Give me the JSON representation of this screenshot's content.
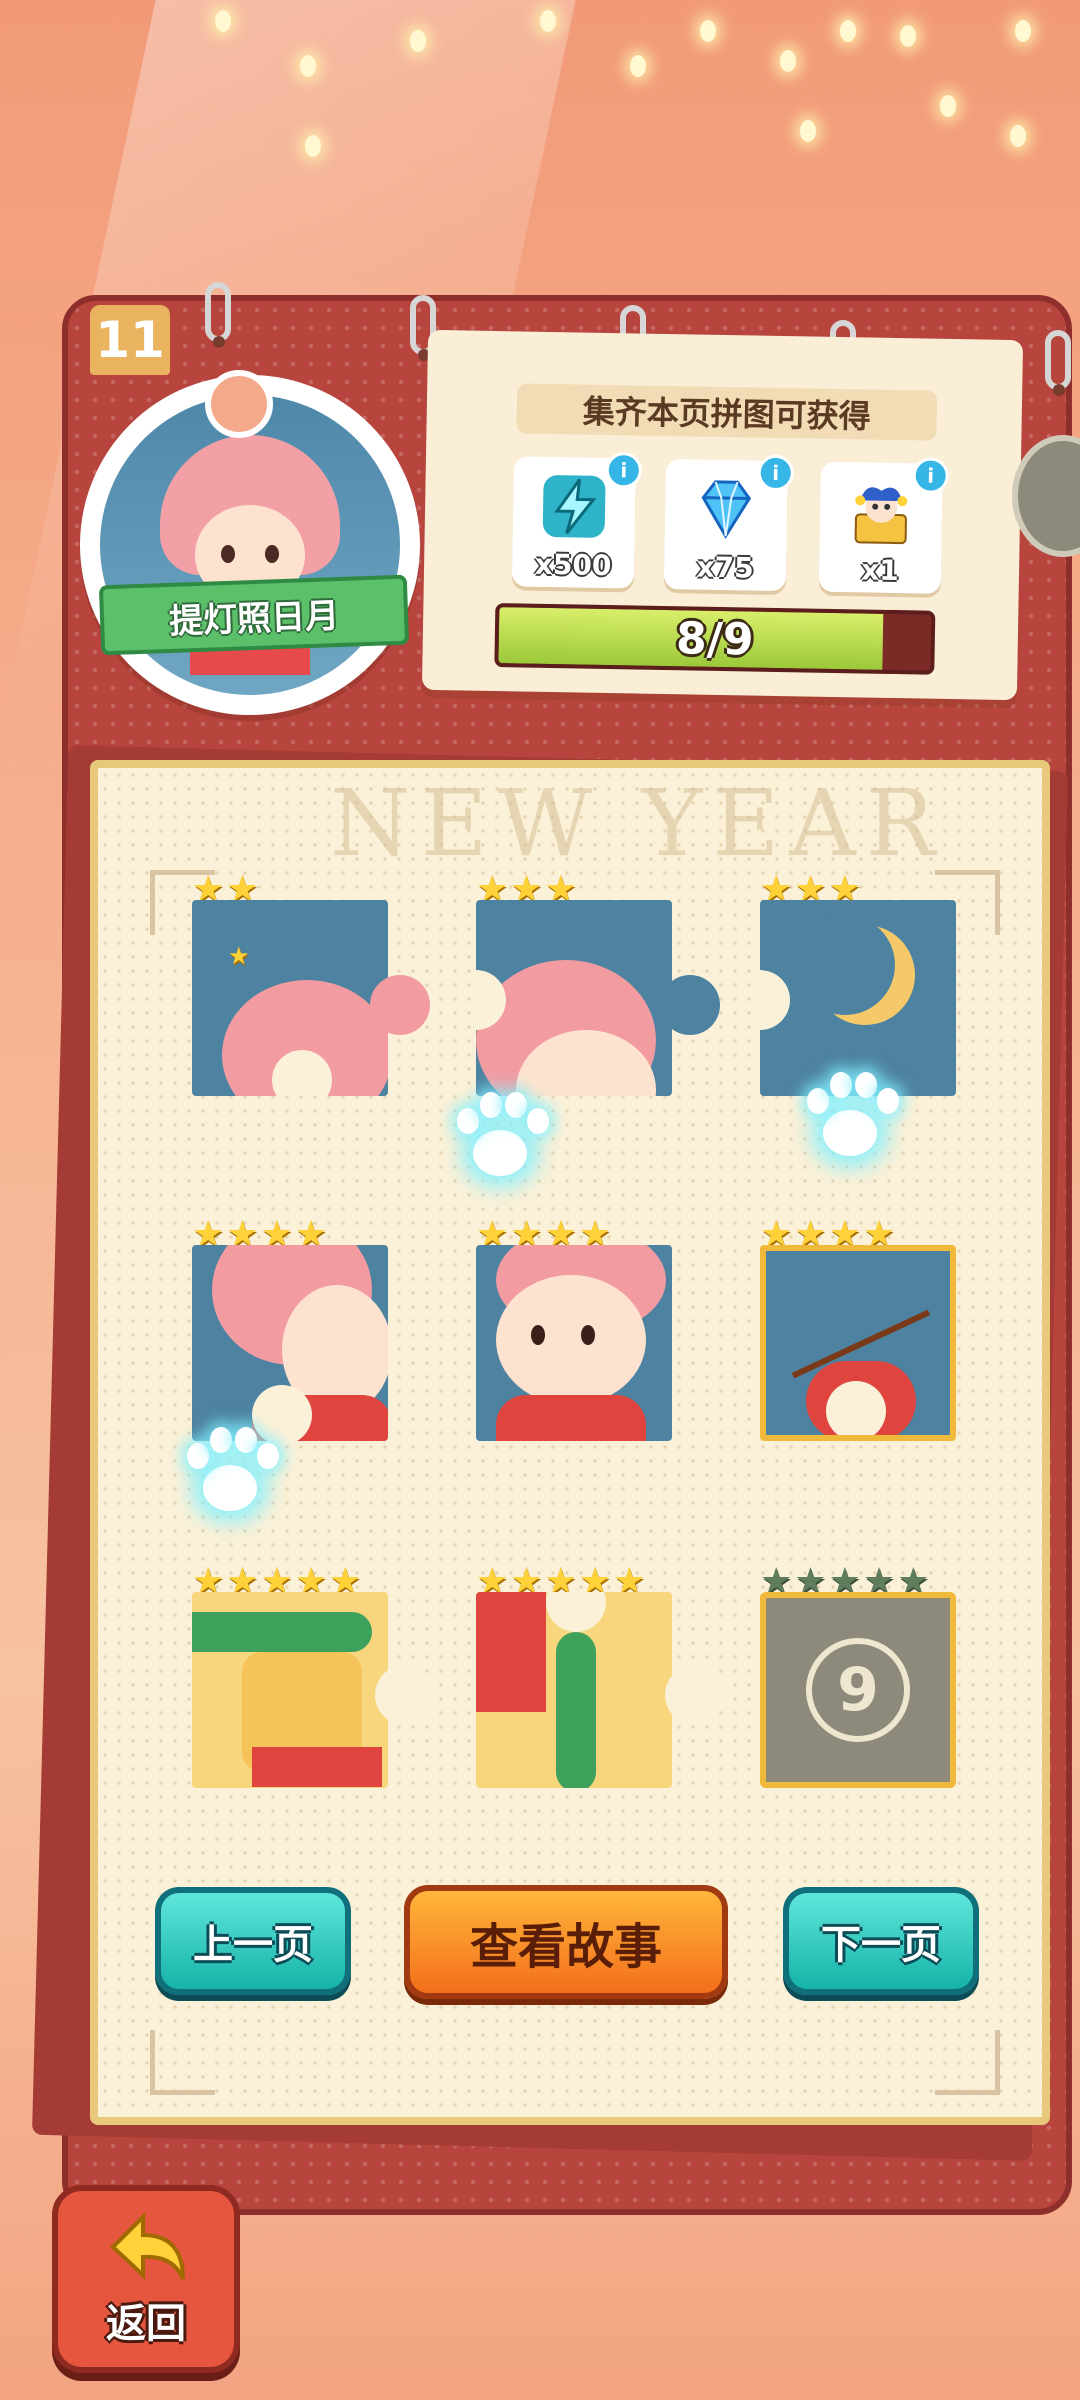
{
  "chapter": {
    "page_number": "11",
    "badge_title": "提灯照日月"
  },
  "reward_panel": {
    "title": "集齐本页拼图可获得",
    "rewards": [
      {
        "icon": "lightning-energy-icon",
        "qty": "x500"
      },
      {
        "icon": "blue-diamond-icon",
        "qty": "x75"
      },
      {
        "icon": "jester-character-icon",
        "qty": "x1"
      }
    ],
    "info_label": "i",
    "progress_text": "8/9",
    "progress_fraction": 0.89
  },
  "page": {
    "watermark": "NEW YEAR"
  },
  "pieces": [
    {
      "stars": 2,
      "max_stars": 2,
      "locked": false
    },
    {
      "stars": 3,
      "max_stars": 3,
      "locked": false
    },
    {
      "stars": 3,
      "max_stars": 3,
      "locked": false
    },
    {
      "stars": 4,
      "max_stars": 4,
      "locked": false
    },
    {
      "stars": 4,
      "max_stars": 4,
      "locked": false
    },
    {
      "stars": 4,
      "max_stars": 4,
      "locked": false
    },
    {
      "stars": 5,
      "max_stars": 5,
      "locked": false
    },
    {
      "stars": 5,
      "max_stars": 5,
      "locked": false
    },
    {
      "stars": 0,
      "max_stars": 5,
      "locked": true,
      "number": "9"
    }
  ],
  "buttons": {
    "prev": "上一页",
    "story": "查看故事",
    "next": "下一页",
    "back": "返回"
  },
  "colors": {
    "teal": "#16b3a8",
    "orange": "#f36f1a",
    "board": "#b8453d",
    "progress": "#9bc93a"
  }
}
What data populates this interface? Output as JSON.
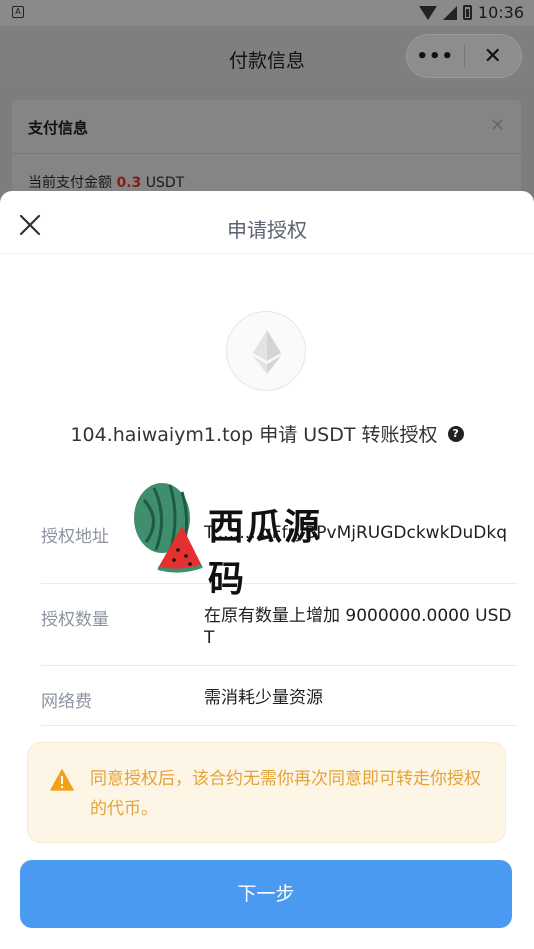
{
  "status_bar": {
    "time": "10:36",
    "left_icon_letter": "A"
  },
  "header": {
    "title": "付款信息",
    "more_label": "•••",
    "close_label": "✕"
  },
  "back_card": {
    "title": "支付信息",
    "close_label": "×",
    "amount_label": "当前支付金额",
    "amount_value": "0.3",
    "amount_unit": "USDT"
  },
  "sheet": {
    "title": "申请授权",
    "auth_text": "104.haiwaiym1.top 申请 USDT 转账授权",
    "help_label": "?",
    "rows": [
      {
        "label": "授权地址",
        "value": "T.........qFfryBPvMjRUGDckwkDuDkq"
      },
      {
        "label": "授权数量",
        "value": "在原有数量上增加 9000000.0000 USDT"
      },
      {
        "label": "网络费",
        "value": "需消耗少量资源"
      }
    ],
    "warning": "同意授权后，该合约无需你再次同意即可转走你授权的代币。",
    "next_button": "下一步"
  },
  "watermark": {
    "text": "西瓜源码"
  },
  "colors": {
    "primary": "#4a9af2",
    "warning_text": "#e3a33a",
    "warning_bg": "#fdf6e6",
    "amount_red": "#8b1a1a"
  },
  "icons": [
    "ethereum-logo",
    "close-icon",
    "help-icon",
    "warning-icon",
    "wifi-icon",
    "signal-icon",
    "battery-icon"
  ]
}
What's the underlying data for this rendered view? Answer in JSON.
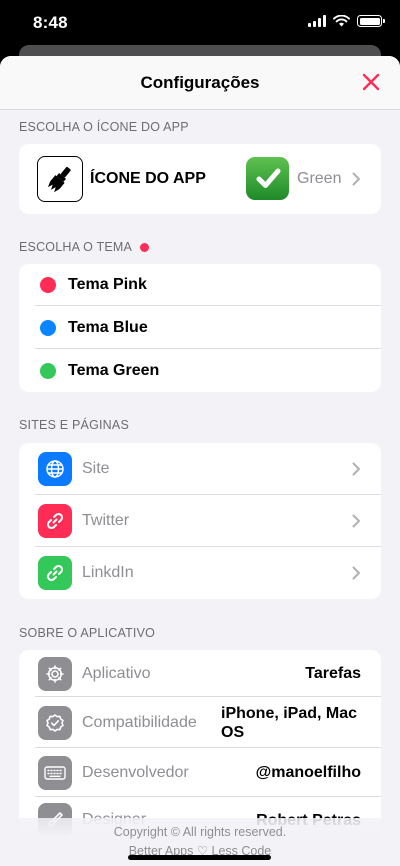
{
  "status": {
    "time": "8:48"
  },
  "nav": {
    "title": "Configurações",
    "close_icon": "close-x-icon"
  },
  "app_icon_section": {
    "header": "ESCOLHA O ÍCONE DO APP",
    "label": "ÍCONE DO APP",
    "value": "Green",
    "icon": "paintbrush-icon",
    "selected_icon": "checkmark-icon"
  },
  "theme_section": {
    "header": "ESCOLHA O TEMA",
    "items": [
      {
        "label": "Tema Pink",
        "color": "#ff2d55"
      },
      {
        "label": "Tema Blue",
        "color": "#0a84ff"
      },
      {
        "label": "Tema Green",
        "color": "#34c759"
      }
    ]
  },
  "sites_section": {
    "header": "SITES E PÁGINAS",
    "items": [
      {
        "label": "Site",
        "icon": "globe-icon",
        "color": "#0a7aff"
      },
      {
        "label": "Twitter",
        "icon": "link-icon",
        "color": "#ff2d55"
      },
      {
        "label": "LinkdIn",
        "icon": "link-icon",
        "color": "#34c759"
      }
    ]
  },
  "about_section": {
    "header": "SOBRE O APLICATIVO",
    "items": [
      {
        "label": "Aplicativo",
        "value": "Tarefas",
        "icon": "gear-icon"
      },
      {
        "label": "Compatibilidade",
        "value": "iPhone, iPad, Mac OS",
        "icon": "checkmark-seal-icon"
      },
      {
        "label": "Desenvolvedor",
        "value": "@manoelfilho",
        "icon": "keyboard-icon"
      },
      {
        "label": "Designer",
        "value": "Robert Petras",
        "icon": "paintbrush-icon"
      }
    ]
  },
  "footer": {
    "line1": "Copyright © All rights reserved.",
    "line2": "Better Apps ♡ Less Code"
  },
  "colors": {
    "accent": "#ff2d55",
    "tile_gray": "#8e8e93"
  }
}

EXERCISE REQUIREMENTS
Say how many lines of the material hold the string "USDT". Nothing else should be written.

ANSWER SECTION
3